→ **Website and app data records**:
--------
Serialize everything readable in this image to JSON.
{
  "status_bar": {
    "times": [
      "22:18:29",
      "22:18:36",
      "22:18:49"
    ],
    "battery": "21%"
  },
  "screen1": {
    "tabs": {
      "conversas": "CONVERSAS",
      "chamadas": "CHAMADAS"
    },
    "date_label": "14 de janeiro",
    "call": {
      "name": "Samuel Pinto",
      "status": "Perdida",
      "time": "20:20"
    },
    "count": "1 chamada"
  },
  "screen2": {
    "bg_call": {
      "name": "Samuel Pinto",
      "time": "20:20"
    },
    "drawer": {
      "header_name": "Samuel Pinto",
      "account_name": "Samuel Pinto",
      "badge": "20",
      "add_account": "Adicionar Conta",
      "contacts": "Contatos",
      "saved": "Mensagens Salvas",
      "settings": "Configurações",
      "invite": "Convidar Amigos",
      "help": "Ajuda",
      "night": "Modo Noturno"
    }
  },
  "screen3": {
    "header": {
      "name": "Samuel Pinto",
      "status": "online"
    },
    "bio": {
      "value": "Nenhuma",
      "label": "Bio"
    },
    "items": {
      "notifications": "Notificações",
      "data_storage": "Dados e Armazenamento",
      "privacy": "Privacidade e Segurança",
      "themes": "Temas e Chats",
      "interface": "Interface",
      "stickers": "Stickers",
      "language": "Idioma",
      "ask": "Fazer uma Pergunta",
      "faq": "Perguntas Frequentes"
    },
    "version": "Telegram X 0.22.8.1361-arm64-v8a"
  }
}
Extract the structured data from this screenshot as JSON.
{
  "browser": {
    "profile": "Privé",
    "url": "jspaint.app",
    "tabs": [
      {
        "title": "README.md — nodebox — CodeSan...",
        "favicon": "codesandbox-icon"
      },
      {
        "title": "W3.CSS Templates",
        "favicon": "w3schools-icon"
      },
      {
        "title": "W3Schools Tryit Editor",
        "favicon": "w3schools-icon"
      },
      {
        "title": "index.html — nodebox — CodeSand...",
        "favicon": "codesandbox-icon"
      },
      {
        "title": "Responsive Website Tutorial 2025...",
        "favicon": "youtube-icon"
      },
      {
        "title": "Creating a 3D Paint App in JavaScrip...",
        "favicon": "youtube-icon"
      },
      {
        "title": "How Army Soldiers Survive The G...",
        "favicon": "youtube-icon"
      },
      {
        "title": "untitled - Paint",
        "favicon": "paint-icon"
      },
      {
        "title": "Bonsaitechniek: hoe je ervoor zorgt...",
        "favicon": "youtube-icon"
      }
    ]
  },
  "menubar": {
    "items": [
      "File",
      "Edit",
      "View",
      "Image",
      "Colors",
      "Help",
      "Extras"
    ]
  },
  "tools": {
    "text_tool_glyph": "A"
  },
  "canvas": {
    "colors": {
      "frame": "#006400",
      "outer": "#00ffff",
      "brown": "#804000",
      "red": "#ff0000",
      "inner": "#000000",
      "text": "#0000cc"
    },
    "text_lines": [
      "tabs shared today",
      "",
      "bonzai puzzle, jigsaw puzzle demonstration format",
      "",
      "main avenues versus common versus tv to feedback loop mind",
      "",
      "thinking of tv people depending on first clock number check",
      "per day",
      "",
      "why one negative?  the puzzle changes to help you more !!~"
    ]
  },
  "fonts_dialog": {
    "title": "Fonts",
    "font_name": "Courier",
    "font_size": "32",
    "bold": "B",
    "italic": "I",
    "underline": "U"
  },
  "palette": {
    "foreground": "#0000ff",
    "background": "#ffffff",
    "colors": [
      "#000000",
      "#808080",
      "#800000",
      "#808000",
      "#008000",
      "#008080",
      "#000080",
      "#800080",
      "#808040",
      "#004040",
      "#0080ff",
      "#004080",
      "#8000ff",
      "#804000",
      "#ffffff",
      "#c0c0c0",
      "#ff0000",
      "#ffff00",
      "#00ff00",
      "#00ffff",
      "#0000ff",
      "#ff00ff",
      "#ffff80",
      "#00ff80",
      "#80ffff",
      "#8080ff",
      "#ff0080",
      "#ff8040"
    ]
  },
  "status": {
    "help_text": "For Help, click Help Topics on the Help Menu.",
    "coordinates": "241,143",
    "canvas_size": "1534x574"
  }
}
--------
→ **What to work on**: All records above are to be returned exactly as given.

→ **Output of the task**:
Serialize everything readable in this image to JSON.
{
  "status_bar": {
    "times": [
      "22:18:29",
      "22:18:36",
      "22:18:49"
    ],
    "battery": "21%"
  },
  "screen1": {
    "tabs": {
      "conversas": "CONVERSAS",
      "chamadas": "CHAMADAS"
    },
    "date_label": "14 de janeiro",
    "call": {
      "name": "Samuel Pinto",
      "status": "Perdida",
      "time": "20:20"
    },
    "count": "1 chamada"
  },
  "screen2": {
    "bg_call": {
      "name": "Samuel Pinto",
      "time": "20:20"
    },
    "drawer": {
      "header_name": "Samuel Pinto",
      "account_name": "Samuel Pinto",
      "badge": "20",
      "add_account": "Adicionar Conta",
      "contacts": "Contatos",
      "saved": "Mensagens Salvas",
      "settings": "Configurações",
      "invite": "Convidar Amigos",
      "help": "Ajuda",
      "night": "Modo Noturno"
    }
  },
  "screen3": {
    "header": {
      "name": "Samuel Pinto",
      "status": "online"
    },
    "bio": {
      "value": "Nenhuma",
      "label": "Bio"
    },
    "items": {
      "notifications": "Notificações",
      "data_storage": "Dados e Armazenamento",
      "privacy": "Privacidade e Segurança",
      "themes": "Temas e Chats",
      "interface": "Interface",
      "stickers": "Stickers",
      "language": "Idioma",
      "ask": "Fazer uma Pergunta",
      "faq": "Perguntas Frequentes"
    },
    "version": "Telegram X 0.22.8.1361-arm64-v8a"
  }
}
Extract the structured data from this screenshot as JSON.
{
  "browser": {
    "profile": "Privé",
    "url": "jspaint.app",
    "tabs": [
      {
        "title": "README.md — nodebox — CodeSan...",
        "favicon": "codesandbox-icon"
      },
      {
        "title": "W3.CSS Templates",
        "favicon": "w3schools-icon"
      },
      {
        "title": "W3Schools Tryit Editor",
        "favicon": "w3schools-icon"
      },
      {
        "title": "index.html — nodebox — CodeSand...",
        "favicon": "codesandbox-icon"
      },
      {
        "title": "Responsive Website Tutorial 2025...",
        "favicon": "youtube-icon"
      },
      {
        "title": "Creating a 3D Paint App in JavaScrip...",
        "favicon": "youtube-icon"
      },
      {
        "title": "How Army Soldiers Survive The G...",
        "favicon": "youtube-icon"
      },
      {
        "title": "untitled - Paint",
        "favicon": "paint-icon"
      },
      {
        "title": "Bonsaitechniek: hoe je ervoor zorgt...",
        "favicon": "youtube-icon"
      }
    ]
  },
  "menubar": {
    "items": [
      "File",
      "Edit",
      "View",
      "Image",
      "Colors",
      "Help",
      "Extras"
    ]
  },
  "tools": {
    "text_tool_glyph": "A"
  },
  "canvas": {
    "colors": {
      "frame": "#006400",
      "outer": "#00ffff",
      "brown": "#804000",
      "red": "#ff0000",
      "inner": "#000000",
      "text": "#0000cc"
    },
    "text_lines": [
      "tabs shared today",
      "",
      "bonzai puzzle, jigsaw puzzle demonstration format",
      "",
      "main avenues versus common versus tv to feedback loop mind",
      "",
      "thinking of tv people depending on first clock number check",
      "per day",
      "",
      "why one negative?  the puzzle changes to help you more !!~"
    ]
  },
  "fonts_dialog": {
    "title": "Fonts",
    "font_name": "Courier",
    "font_size": "32",
    "bold": "B",
    "italic": "I",
    "underline": "U"
  },
  "palette": {
    "foreground": "#0000ff",
    "background": "#ffffff",
    "colors": [
      "#000000",
      "#808080",
      "#800000",
      "#808000",
      "#008000",
      "#008080",
      "#000080",
      "#800080",
      "#808040",
      "#004040",
      "#0080ff",
      "#004080",
      "#8000ff",
      "#804000",
      "#ffffff",
      "#c0c0c0",
      "#ff0000",
      "#ffff00",
      "#00ff00",
      "#00ffff",
      "#0000ff",
      "#ff00ff",
      "#ffff80",
      "#00ff80",
      "#80ffff",
      "#8080ff",
      "#ff0080",
      "#ff8040"
    ]
  },
  "status": {
    "help_text": "For Help, click Help Topics on the Help Menu.",
    "coordinates": "241,143",
    "canvas_size": "1534x574"
  }
}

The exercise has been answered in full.